» **TASK GOAL**:
Your response should be the lines from the one holding "Decode this image" to the last line of the data below, copied exactly and with no additions.
-- PROVIDED RECORDS follows --
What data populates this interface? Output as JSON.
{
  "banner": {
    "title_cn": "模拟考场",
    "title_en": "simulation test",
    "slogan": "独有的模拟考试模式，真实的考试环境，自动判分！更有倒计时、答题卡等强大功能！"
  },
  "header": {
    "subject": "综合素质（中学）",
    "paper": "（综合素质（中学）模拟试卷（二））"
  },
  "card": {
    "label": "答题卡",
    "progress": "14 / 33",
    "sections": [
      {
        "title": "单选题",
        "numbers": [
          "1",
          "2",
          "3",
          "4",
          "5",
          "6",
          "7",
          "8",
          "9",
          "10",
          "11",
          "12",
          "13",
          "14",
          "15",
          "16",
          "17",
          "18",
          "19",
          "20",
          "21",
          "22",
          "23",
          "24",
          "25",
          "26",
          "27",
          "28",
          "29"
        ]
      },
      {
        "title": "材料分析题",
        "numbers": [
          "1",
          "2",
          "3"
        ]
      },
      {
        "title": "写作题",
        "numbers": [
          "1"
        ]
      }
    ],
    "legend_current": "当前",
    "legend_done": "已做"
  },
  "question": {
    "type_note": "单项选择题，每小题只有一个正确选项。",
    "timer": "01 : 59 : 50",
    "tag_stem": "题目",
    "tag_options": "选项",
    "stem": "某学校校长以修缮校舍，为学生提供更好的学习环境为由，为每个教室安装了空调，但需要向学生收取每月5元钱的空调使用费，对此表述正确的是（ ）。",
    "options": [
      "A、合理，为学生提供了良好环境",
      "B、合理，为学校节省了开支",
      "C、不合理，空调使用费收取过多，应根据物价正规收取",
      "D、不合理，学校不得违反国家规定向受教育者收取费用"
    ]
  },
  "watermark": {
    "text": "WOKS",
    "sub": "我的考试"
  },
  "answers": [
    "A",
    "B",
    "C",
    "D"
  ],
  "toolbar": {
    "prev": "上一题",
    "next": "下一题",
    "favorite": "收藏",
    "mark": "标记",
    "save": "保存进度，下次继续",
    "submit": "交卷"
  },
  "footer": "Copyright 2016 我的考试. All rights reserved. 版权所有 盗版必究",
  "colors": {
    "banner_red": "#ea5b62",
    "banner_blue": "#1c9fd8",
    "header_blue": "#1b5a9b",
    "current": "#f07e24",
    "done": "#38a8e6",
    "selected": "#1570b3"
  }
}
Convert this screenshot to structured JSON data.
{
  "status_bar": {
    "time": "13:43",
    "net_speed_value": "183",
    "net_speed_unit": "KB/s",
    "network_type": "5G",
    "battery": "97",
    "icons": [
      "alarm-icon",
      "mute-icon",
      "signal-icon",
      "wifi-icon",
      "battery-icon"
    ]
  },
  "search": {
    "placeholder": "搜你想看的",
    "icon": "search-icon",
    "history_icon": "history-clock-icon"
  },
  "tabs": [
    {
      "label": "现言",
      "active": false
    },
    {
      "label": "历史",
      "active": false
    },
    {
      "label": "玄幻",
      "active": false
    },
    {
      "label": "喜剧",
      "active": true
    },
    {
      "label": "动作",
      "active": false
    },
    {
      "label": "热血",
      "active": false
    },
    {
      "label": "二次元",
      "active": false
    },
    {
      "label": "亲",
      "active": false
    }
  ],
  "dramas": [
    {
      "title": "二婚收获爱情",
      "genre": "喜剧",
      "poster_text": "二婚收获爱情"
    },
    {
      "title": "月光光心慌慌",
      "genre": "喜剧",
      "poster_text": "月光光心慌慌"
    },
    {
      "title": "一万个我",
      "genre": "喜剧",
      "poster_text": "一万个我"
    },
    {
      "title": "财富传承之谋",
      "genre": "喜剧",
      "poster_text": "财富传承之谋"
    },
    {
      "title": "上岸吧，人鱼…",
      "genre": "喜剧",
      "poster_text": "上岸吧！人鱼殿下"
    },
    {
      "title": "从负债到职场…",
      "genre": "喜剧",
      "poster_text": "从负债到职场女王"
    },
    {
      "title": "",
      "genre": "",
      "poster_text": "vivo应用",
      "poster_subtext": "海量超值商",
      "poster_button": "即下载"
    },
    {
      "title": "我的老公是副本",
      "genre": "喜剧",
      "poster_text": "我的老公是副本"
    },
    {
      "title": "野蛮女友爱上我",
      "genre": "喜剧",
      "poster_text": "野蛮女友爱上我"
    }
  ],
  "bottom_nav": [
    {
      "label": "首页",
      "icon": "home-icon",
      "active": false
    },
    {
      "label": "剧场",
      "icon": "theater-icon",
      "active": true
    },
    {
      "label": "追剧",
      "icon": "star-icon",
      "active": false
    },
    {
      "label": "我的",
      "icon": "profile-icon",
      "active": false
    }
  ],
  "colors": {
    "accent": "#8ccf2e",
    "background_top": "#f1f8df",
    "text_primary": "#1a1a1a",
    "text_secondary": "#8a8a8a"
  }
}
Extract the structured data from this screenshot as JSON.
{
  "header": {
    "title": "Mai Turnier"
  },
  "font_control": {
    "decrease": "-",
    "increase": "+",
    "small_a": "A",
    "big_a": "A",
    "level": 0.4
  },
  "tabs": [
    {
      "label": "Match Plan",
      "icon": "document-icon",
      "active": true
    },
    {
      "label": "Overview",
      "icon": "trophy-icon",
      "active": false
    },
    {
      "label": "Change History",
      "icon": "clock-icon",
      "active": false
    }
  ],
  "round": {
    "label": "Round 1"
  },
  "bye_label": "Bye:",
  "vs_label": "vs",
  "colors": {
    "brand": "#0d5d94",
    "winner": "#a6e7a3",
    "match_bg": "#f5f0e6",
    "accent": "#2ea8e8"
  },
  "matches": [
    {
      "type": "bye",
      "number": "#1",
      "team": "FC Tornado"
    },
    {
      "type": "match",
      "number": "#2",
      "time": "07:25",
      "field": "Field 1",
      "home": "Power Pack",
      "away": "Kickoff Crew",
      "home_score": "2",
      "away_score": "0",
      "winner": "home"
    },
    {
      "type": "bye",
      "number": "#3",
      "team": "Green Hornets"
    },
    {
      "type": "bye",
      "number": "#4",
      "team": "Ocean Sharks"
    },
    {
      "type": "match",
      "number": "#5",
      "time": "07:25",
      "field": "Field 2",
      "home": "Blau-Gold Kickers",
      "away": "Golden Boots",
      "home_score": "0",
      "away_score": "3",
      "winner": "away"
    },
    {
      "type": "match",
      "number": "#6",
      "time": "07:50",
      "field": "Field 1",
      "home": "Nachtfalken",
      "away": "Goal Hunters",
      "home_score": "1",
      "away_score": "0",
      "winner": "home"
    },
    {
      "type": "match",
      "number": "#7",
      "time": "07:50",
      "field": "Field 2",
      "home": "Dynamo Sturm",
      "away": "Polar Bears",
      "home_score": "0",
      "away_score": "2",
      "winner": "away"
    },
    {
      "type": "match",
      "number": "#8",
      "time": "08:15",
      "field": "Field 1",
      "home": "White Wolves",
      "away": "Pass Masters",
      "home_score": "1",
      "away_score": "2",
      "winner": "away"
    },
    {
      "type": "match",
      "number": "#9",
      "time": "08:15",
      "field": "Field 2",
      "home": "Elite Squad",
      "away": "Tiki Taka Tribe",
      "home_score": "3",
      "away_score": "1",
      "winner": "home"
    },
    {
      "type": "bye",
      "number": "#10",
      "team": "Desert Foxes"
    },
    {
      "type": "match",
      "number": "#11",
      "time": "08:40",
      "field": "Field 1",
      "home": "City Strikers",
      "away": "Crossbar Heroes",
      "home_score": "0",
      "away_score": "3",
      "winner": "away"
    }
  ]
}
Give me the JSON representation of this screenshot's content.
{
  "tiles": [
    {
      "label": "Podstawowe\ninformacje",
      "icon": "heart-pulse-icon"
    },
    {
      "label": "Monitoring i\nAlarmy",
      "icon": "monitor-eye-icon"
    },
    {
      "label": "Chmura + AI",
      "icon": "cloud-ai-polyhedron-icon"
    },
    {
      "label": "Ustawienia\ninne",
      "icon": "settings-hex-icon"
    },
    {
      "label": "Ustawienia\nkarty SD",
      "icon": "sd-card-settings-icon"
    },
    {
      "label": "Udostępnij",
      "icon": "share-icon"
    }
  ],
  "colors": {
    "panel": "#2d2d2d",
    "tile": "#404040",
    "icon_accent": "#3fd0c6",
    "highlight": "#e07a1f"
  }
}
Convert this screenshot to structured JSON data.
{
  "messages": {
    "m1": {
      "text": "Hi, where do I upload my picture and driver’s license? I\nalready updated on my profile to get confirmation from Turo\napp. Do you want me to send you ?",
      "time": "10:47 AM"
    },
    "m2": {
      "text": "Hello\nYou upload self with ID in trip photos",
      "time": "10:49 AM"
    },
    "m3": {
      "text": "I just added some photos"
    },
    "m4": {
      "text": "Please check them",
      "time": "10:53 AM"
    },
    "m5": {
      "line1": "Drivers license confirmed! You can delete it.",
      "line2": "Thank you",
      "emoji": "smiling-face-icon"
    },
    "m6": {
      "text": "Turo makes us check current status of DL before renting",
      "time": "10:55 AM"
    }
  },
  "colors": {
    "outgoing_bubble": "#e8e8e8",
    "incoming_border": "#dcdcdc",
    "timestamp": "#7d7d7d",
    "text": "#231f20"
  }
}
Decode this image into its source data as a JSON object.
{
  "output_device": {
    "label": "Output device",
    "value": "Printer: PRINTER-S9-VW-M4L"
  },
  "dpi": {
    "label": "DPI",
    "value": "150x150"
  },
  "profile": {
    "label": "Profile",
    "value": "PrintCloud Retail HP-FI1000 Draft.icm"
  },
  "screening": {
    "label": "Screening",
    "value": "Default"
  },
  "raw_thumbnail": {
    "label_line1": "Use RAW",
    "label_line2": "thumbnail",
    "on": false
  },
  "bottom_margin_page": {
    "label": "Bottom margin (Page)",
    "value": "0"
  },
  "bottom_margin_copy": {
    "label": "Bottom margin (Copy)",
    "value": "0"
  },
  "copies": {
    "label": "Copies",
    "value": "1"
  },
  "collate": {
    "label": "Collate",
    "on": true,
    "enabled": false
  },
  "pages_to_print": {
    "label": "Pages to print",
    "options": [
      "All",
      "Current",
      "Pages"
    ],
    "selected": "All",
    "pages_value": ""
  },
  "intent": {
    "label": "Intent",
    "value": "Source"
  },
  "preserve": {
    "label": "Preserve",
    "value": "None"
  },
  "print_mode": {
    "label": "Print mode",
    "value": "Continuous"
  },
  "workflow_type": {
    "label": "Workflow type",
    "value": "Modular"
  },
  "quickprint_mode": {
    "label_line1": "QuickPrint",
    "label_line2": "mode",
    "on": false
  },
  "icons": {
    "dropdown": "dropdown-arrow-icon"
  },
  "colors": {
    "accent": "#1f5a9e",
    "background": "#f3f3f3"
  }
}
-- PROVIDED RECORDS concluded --
» **WRITTEN ANSWER**:
Decode this image into its source data as a JSON object.
{
  "output_device": {
    "label": "Output device",
    "value": "Printer: PRINTER-S9-VW-M4L"
  },
  "dpi": {
    "label": "DPI",
    "value": "150x150"
  },
  "profile": {
    "label": "Profile",
    "value": "PrintCloud Retail HP-FI1000 Draft.icm"
  },
  "screening": {
    "label": "Screening",
    "value": "Default"
  },
  "raw_thumbnail": {
    "label_line1": "Use RAW",
    "label_line2": "thumbnail",
    "on": false
  },
  "bottom_margin_page": {
    "label": "Bottom margin (Page)",
    "value": "0"
  },
  "bottom_margin_copy": {
    "label": "Bottom margin (Copy)",
    "value": "0"
  },
  "copies": {
    "label": "Copies",
    "value": "1"
  },
  "collate": {
    "label": "Collate",
    "on": true,
    "enabled": false
  },
  "pages_to_print": {
    "label": "Pages to print",
    "options": [
      "All",
      "Current",
      "Pages"
    ],
    "selected": "All",
    "pages_value": ""
  },
  "intent": {
    "label": "Intent",
    "value": "Source"
  },
  "preserve": {
    "label": "Preserve",
    "value": "None"
  },
  "print_mode": {
    "label": "Print mode",
    "value": "Continuous"
  },
  "workflow_type": {
    "label": "Workflow type",
    "value": "Modular"
  },
  "quickprint_mode": {
    "label_line1": "QuickPrint",
    "label_line2": "mode",
    "on": false
  },
  "icons": {
    "dropdown": "dropdown-arrow-icon"
  },
  "colors": {
    "accent": "#1f5a9e",
    "background": "#f3f3f3"
  }
}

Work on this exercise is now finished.